- _WHAT YOU SHOULD DO_:
Examine each line in the records below for the word "arrow". Report how many lines contain it, and nothing else.

Website and app data records:
=== Begin Enclosure ===
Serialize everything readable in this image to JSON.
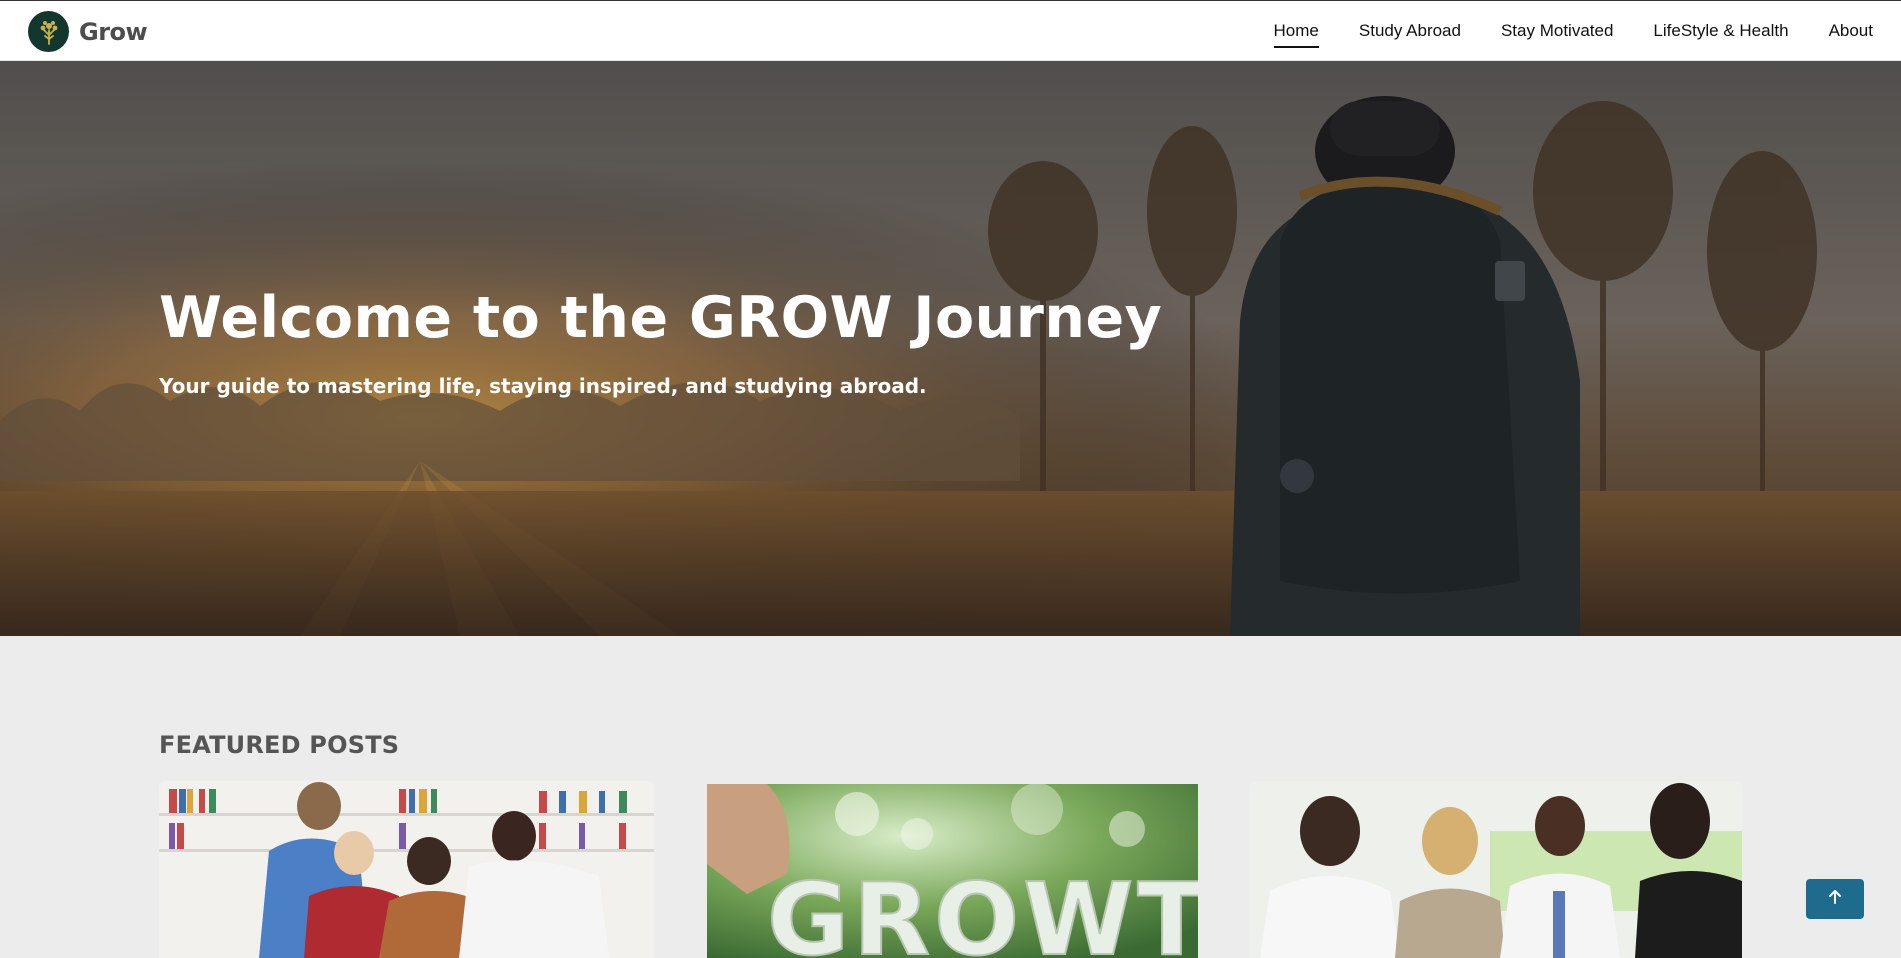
{
  "brand": {
    "name": "Grow",
    "logo_icon": "tree-icon"
  },
  "nav": {
    "items": [
      {
        "label": "Home",
        "active": true
      },
      {
        "label": "Study Abroad",
        "active": false
      },
      {
        "label": "Stay Motivated",
        "active": false
      },
      {
        "label": "LifeStyle & Health",
        "active": false
      },
      {
        "label": "About",
        "active": false
      }
    ]
  },
  "hero": {
    "title": "Welcome to the GROW Journey",
    "subtitle": "Your guide to mastering life, staying inspired, and studying abroad."
  },
  "featured": {
    "heading": "FEATURED POSTS",
    "cards": [
      {
        "image_alt": "students studying together in a library"
      },
      {
        "image_alt": "hand placing GROWTH letters",
        "image_text": "GROWTH"
      },
      {
        "image_alt": "group of professionals in a discussion"
      }
    ]
  },
  "scroll_top": {
    "icon": "arrow-up-icon"
  },
  "colors": {
    "logo_bg": "#13372f",
    "brand_text": "#4d4d4d",
    "scroll_button": "#1f6b8e",
    "page_bg": "#ececec"
  }
}
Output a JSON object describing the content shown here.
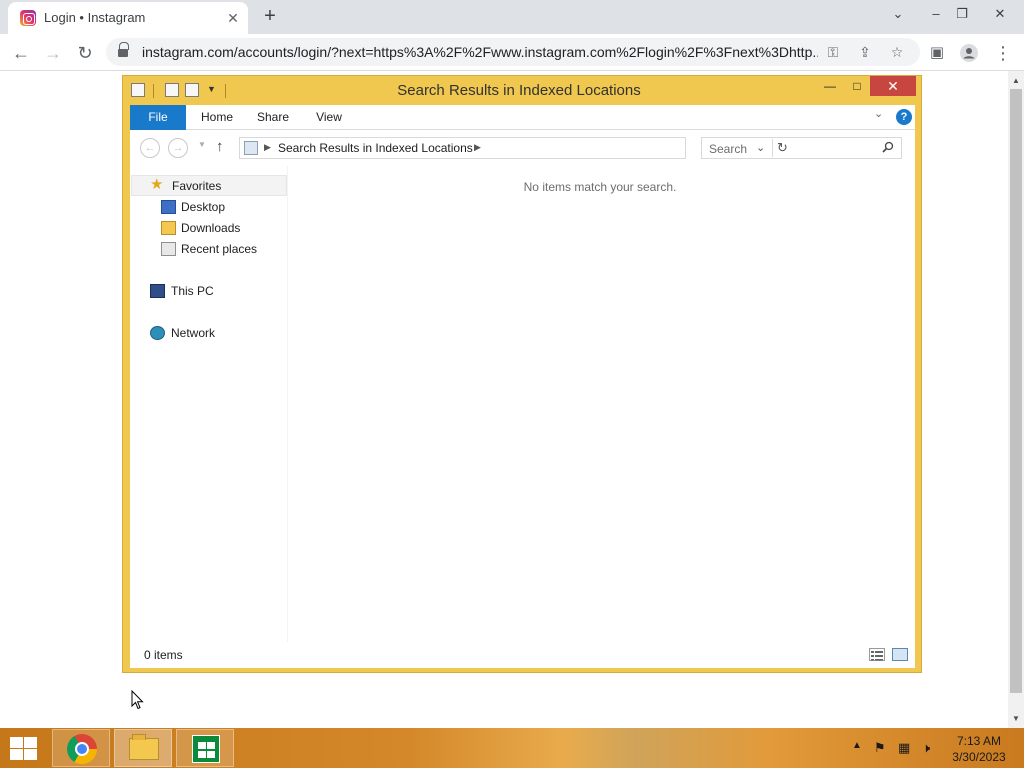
{
  "browser": {
    "tab_title": "Login • Instagram",
    "url": "instagram.com/accounts/login/?next=https%3A%2F%2Fwww.instagram.com%2Flogin%2F%3Fnext%3Dhttp...",
    "icons": {
      "back": "arrow-left",
      "forward": "arrow-right",
      "reload": "reload",
      "lock": "lock",
      "key": "key",
      "share": "share",
      "bookmark": "star",
      "side_panel": "side-panel",
      "profile": "person",
      "menu": "kebab"
    }
  },
  "explorer": {
    "title": "Search Results in Indexed Locations",
    "ribbon_tabs": [
      "File",
      "Home",
      "Share",
      "View"
    ],
    "address_path": "Search Results in Indexed Locations",
    "search_placeholder": "Search",
    "nav_pane": {
      "favorites": "Favorites",
      "favorite_items": [
        "Desktop",
        "Downloads",
        "Recent places"
      ],
      "this_pc": "This PC",
      "network": "Network"
    },
    "empty_message": "No items match your search.",
    "status": "0 items"
  },
  "taskbar": {
    "apps": [
      "Google Chrome",
      "File Explorer",
      "Store"
    ],
    "time": "7:13 AM",
    "date": "3/30/2023",
    "accent": "#d4882a"
  }
}
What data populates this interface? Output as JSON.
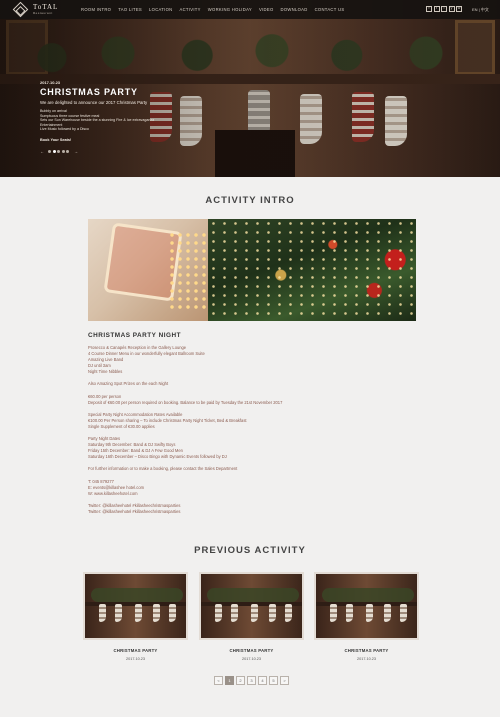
{
  "header": {
    "logo_text": "ToTAL",
    "logo_subtext": "Restaurant",
    "nav": [
      "ROOM INTRO",
      "TAO LITES",
      "LOCATION",
      "ACTIVITY",
      "WORKING HOLIDAY",
      "VIDEO",
      "DOWNLOAD",
      "CONTACT US"
    ],
    "social_icons": [
      "f",
      "t",
      "i",
      "y",
      "w"
    ],
    "lang": "EN | 中文"
  },
  "hero": {
    "date": "2017.10.23",
    "title": "CHRISTMAS PARTY",
    "lead": "We are delighted to announce our 2017 Christmas Party",
    "lines": [
      "Bubbly on arrival",
      "Sumptuous three course festive meal",
      "Sets our Sun Warehouse beside the a stunning Fire & Ice extravaganza",
      "Entertainment",
      "Live Music followed by a Disco"
    ],
    "link": "Book Your Seats!",
    "slide_count": 5,
    "active_slide": 1
  },
  "intro": {
    "heading": "ACTIVITY INTRO",
    "title": "CHRISTMAS PARTY NIGHT",
    "paragraphs": [
      [
        " Prosecco & Canapés Reception in the Gallery Lounge",
        " 4 Course Dinner Menu in our wonderfully elegant Ballroom Suite",
        " Amazing Live Band",
        " DJ until 3am",
        " Night Time Nibbles"
      ],
      [
        " Also Amazing Spot Prizes on the each Night"
      ],
      [
        "€60.00 per person",
        "Deposit of €60.00 per person required on booking.  Balance to be paid by Tuesday the 21st November 2017"
      ],
      [
        "Special Party Night Accommodation Rates Available",
        "€100.00 Per Person sharing – To include Christmas Party Night Ticket, Bed & Breakfast",
        "Single Supplement of €30.00 applies"
      ],
      [
        "Party Night Dates",
        "Saturday 9th December: Band & DJ Swifty Boys",
        "Friday 15th December: Band & DJ A Few Good Men",
        "Saturday 16th December – Disco Bingo with Dynamic Events followed by DJ"
      ],
      [
        "For further information or to make a booking, please contact the Sales Department"
      ],
      [
        "T: 045 879277",
        "E: events@killashee hotel.com",
        "W: www.killasheehotel.com"
      ],
      [
        "Twitter: @killasheehotel #killasheechristmasparties",
        "Twitter: @killasheehotel #killasheechristmasparties"
      ]
    ]
  },
  "previous": {
    "heading": "PREVIOUS ACTIVITY",
    "cards": [
      {
        "name": "CHRISTMAS PARTY",
        "date": "2017.10.23"
      },
      {
        "name": "CHRISTMAS PARTY",
        "date": "2017.10.23"
      },
      {
        "name": "CHRISTMAS PARTY",
        "date": "2017.10.23"
      }
    ],
    "pager": [
      "<",
      "1",
      "2",
      "3",
      "4",
      "5",
      ">"
    ],
    "active_page": "1"
  }
}
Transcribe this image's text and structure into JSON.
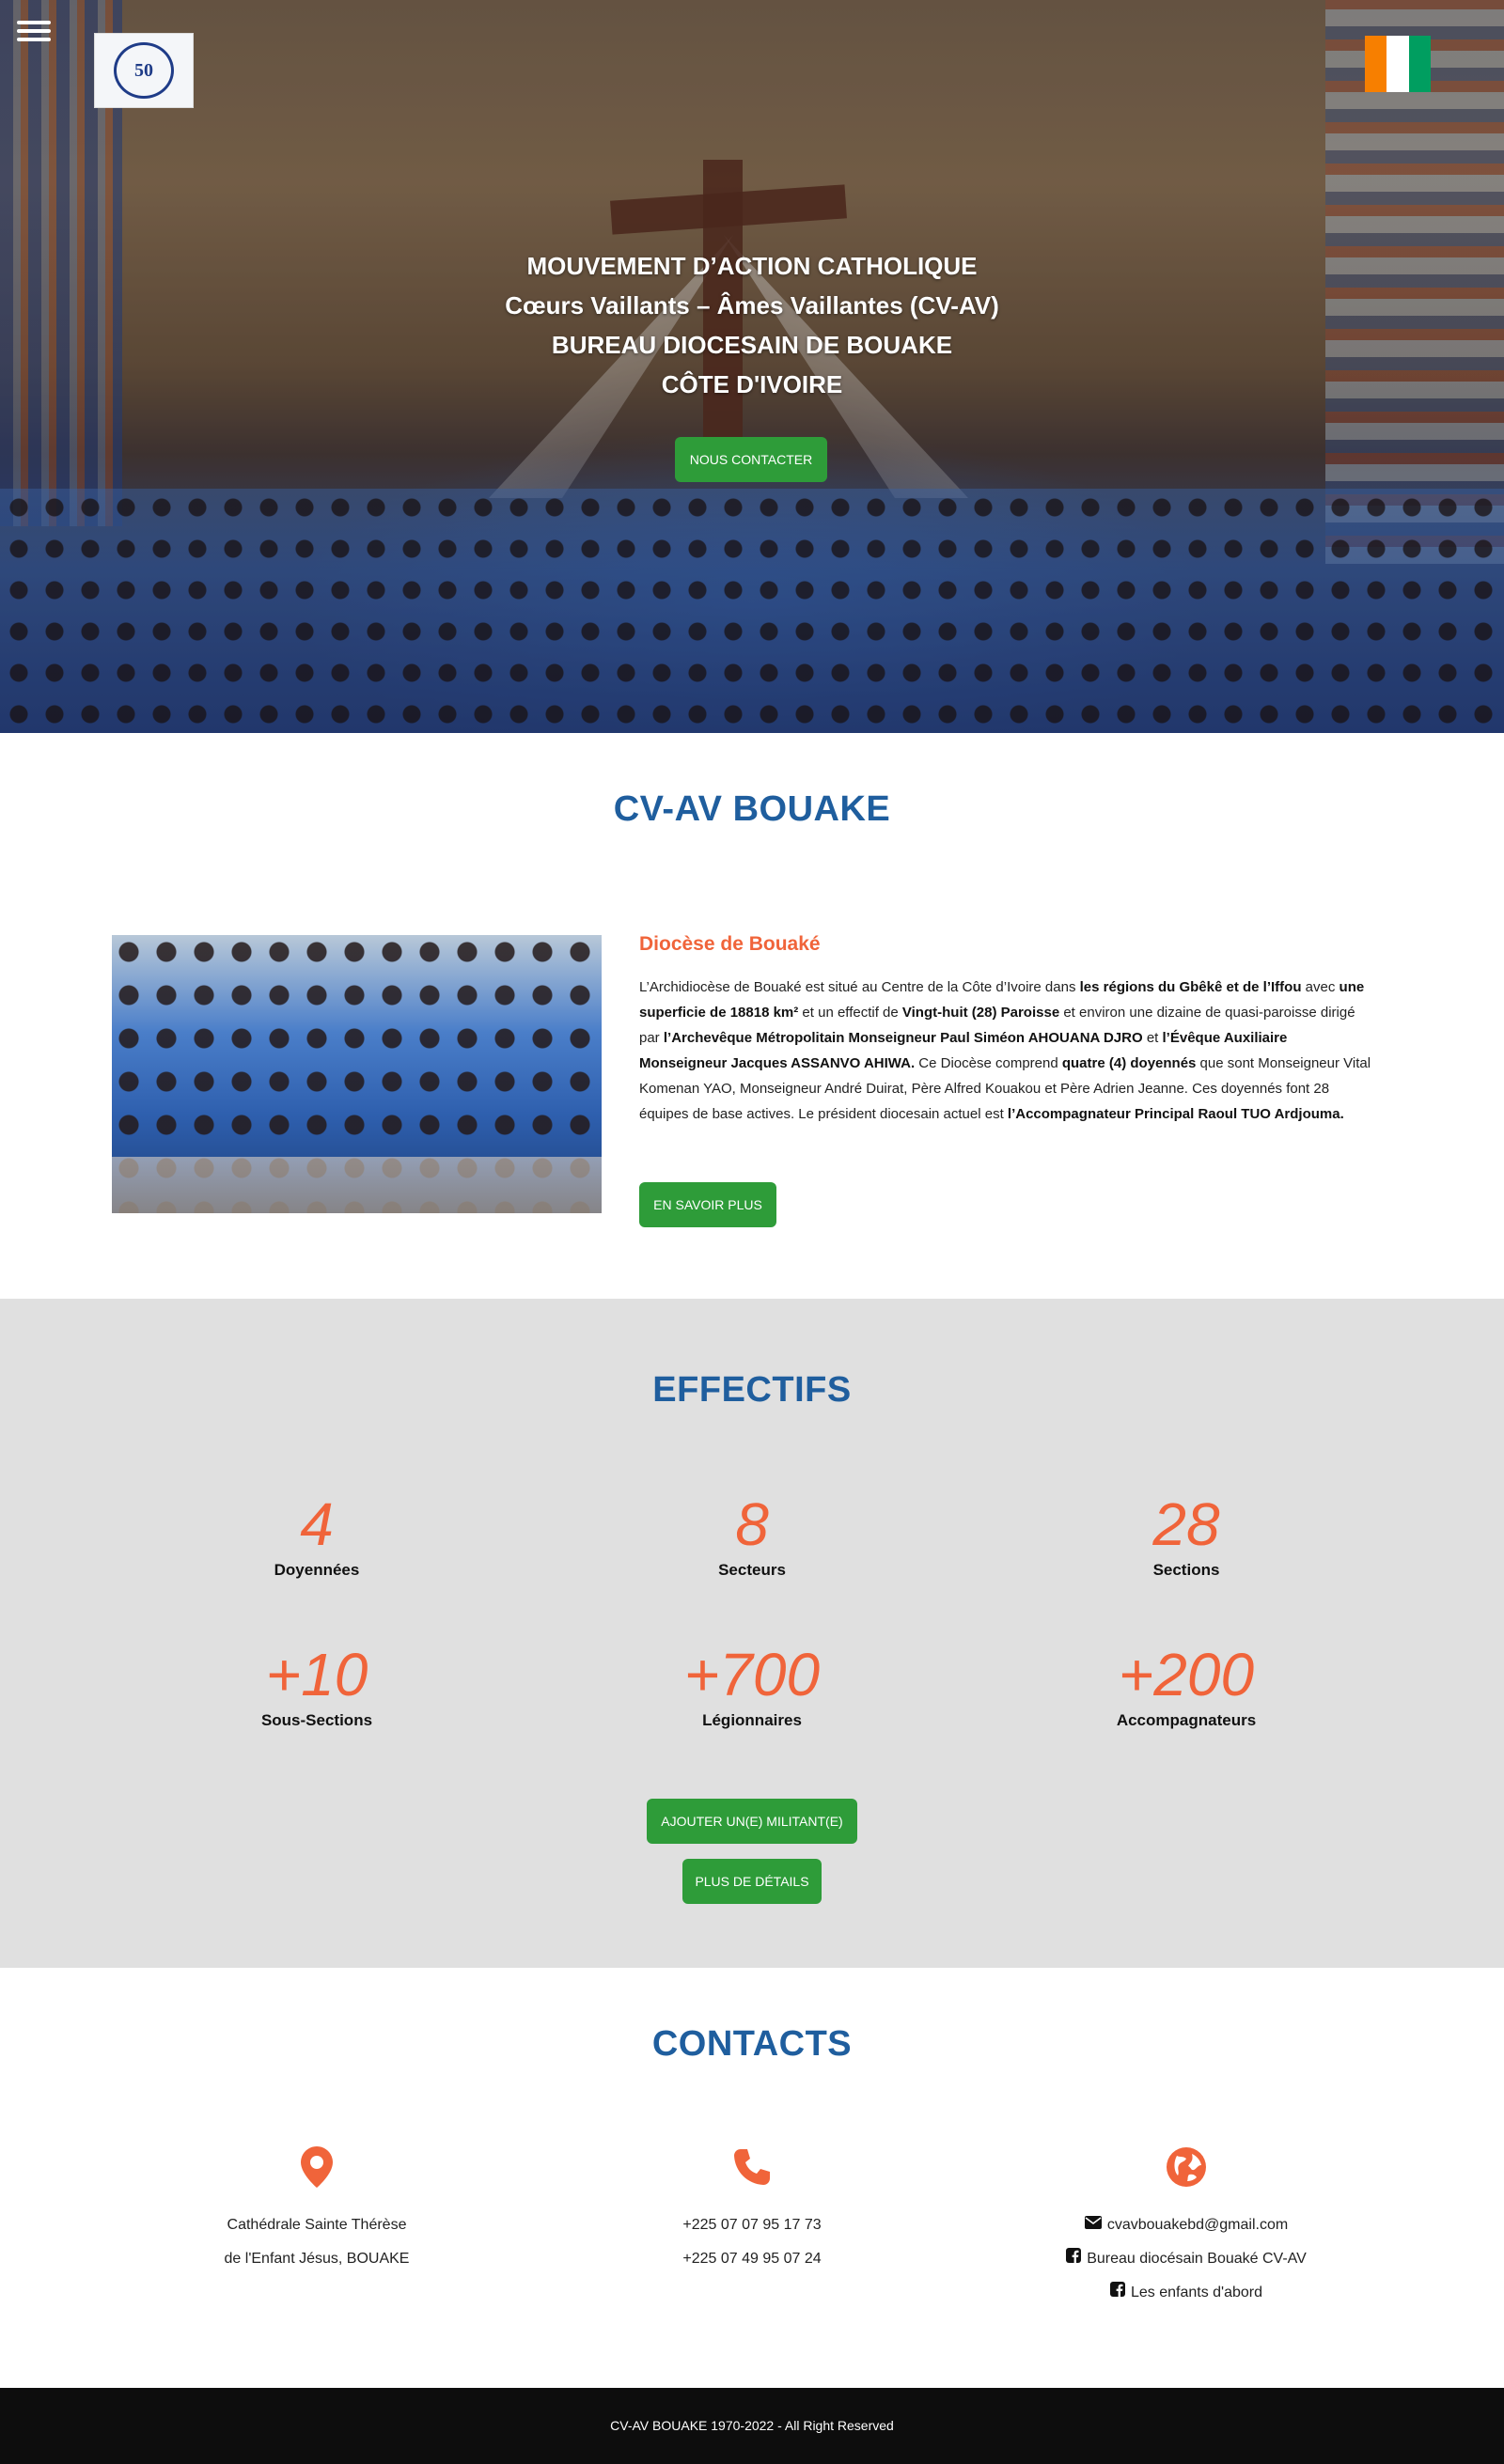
{
  "hero": {
    "menu_icon": "hamburger-menu-icon",
    "logo_left_text": "50",
    "line1": "MOUVEMENT D’ACTION CATHOLIQUE",
    "line2": "Cœurs Vaillants – Âmes Vaillantes (CV-AV)",
    "line3": "BUREAU DIOCESAIN DE BOUAKE",
    "line4": "CÔTE D'IVOIRE",
    "contact_button": "NOUS CONTACTER"
  },
  "about": {
    "title": "CV-AV BOUAKE",
    "subtitle": "Diocèse de Bouaké",
    "p_parts": [
      "L’Archidiocèse de Bouaké est situé au Centre de la Côte d’Ivoire dans ",
      "les régions du Gbêkê et de l’Iffou",
      " avec ",
      "une superficie de 18818 km²",
      " et un effectif de ",
      "Vingt-huit (28) Paroisse",
      " et environ une dizaine de quasi-paroisse dirigé par ",
      "l’Archevêque Métropolitain Monseigneur Paul Siméon AHOUANA DJRO",
      " et ",
      "l’Évêque Auxiliaire Monseigneur Jacques ASSANVO AHIWA.",
      " Ce Diocèse comprend ",
      "quatre (4) doyennés",
      " que sont Monseigneur Vital Komenan YAO, Monseigneur André Duirat, Père Alfred Kouakou et Père Adrien Jeanne. Ces doyennés font 28 équipes de base actives. Le président diocesain actuel est ",
      "l’Accompagnateur Principal Raoul TUO Ardjouma."
    ],
    "more_button": "EN SAVOIR PLUS"
  },
  "effectifs": {
    "title": "EFFECTIFS",
    "stats": [
      {
        "num": "4",
        "label": "Doyennées"
      },
      {
        "num": "8",
        "label": "Secteurs"
      },
      {
        "num": "28",
        "label": "Sections"
      },
      {
        "num": "+10",
        "label": "Sous-Sections"
      },
      {
        "num": "+700",
        "label": "Légionnaires"
      },
      {
        "num": "+200",
        "label": "Accompagnateurs"
      }
    ],
    "add_button": "AJOUTER UN(E) MILITANT(E)",
    "details_button": "PLUS DE DÉTAILS"
  },
  "contacts": {
    "title": "CONTACTS",
    "address_line1": "Cathédrale Sainte Thérèse",
    "address_line2": "de l'Enfant Jésus, BOUAKE",
    "phone1": "+225 07 07 95 17 73",
    "phone2": "+225 07 49 95 07 24",
    "email": "cvavbouakebd@gmail.com",
    "facebook1": "Bureau diocésain Bouaké CV-AV",
    "facebook2": "Les enfants d'abord",
    "accent_color": "#f0643a"
  },
  "footer": {
    "text": "CV-AV BOUAKE 1970-2022 - All Right Reserved"
  }
}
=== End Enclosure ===
- _RESPONSE TO THIS TASK_:
3